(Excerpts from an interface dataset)
==================================================
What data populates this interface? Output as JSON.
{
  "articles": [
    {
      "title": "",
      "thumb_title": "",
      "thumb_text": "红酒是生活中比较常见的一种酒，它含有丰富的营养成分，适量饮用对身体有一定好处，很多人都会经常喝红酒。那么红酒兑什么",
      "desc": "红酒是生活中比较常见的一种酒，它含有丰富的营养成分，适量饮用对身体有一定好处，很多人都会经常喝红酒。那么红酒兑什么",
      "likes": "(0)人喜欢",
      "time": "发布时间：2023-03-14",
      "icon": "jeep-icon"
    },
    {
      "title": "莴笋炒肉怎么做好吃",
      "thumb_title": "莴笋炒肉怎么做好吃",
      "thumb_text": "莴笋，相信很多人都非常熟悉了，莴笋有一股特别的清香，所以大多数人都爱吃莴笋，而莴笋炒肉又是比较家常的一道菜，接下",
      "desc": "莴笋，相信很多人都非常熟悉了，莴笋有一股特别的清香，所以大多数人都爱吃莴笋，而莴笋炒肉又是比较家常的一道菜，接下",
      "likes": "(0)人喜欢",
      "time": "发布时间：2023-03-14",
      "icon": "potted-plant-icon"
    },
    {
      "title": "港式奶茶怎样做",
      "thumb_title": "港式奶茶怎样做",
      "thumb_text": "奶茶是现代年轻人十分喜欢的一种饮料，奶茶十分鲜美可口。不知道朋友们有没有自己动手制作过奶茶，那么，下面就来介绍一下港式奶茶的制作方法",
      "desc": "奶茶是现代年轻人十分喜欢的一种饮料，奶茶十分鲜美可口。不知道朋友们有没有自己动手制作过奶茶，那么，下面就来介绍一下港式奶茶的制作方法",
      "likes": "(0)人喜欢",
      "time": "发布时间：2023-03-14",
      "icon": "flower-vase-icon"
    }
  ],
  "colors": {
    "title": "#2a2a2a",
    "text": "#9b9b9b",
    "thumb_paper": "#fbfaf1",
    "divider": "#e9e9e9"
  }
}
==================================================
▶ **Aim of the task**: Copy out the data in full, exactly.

▶ **Exercise result**:
What data populates this interface? Output as JSON.
{
  "articles": [
    {
      "title": "",
      "thumb_title": "",
      "thumb_text": "红酒是生活中比较常见的一种酒，它含有丰富的营养成分，适量饮用对身体有一定好处，很多人都会经常喝红酒。那么红酒兑什么",
      "desc": "红酒是生活中比较常见的一种酒，它含有丰富的营养成分，适量饮用对身体有一定好处，很多人都会经常喝红酒。那么红酒兑什么",
      "likes": "(0)人喜欢",
      "time": "发布时间：2023-03-14",
      "icon": "jeep-icon"
    },
    {
      "title": "莴笋炒肉怎么做好吃",
      "thumb_title": "莴笋炒肉怎么做好吃",
      "thumb_text": "莴笋，相信很多人都非常熟悉了，莴笋有一股特别的清香，所以大多数人都爱吃莴笋，而莴笋炒肉又是比较家常的一道菜，接下",
      "desc": "莴笋，相信很多人都非常熟悉了，莴笋有一股特别的清香，所以大多数人都爱吃莴笋，而莴笋炒肉又是比较家常的一道菜，接下",
      "likes": "(0)人喜欢",
      "time": "发布时间：2023-03-14",
      "icon": "potted-plant-icon"
    },
    {
      "title": "港式奶茶怎样做",
      "thumb_title": "港式奶茶怎样做",
      "thumb_text": "奶茶是现代年轻人十分喜欢的一种饮料，奶茶十分鲜美可口。不知道朋友们有没有自己动手制作过奶茶，那么，下面就来介绍一下港式奶茶的制作方法",
      "desc": "奶茶是现代年轻人十分喜欢的一种饮料，奶茶十分鲜美可口。不知道朋友们有没有自己动手制作过奶茶，那么，下面就来介绍一下港式奶茶的制作方法",
      "likes": "(0)人喜欢",
      "time": "发布时间：2023-03-14",
      "icon": "flower-vase-icon"
    }
  ],
  "colors": {
    "title": "#2a2a2a",
    "text": "#9b9b9b",
    "thumb_paper": "#fbfaf1",
    "divider": "#e9e9e9"
  }
}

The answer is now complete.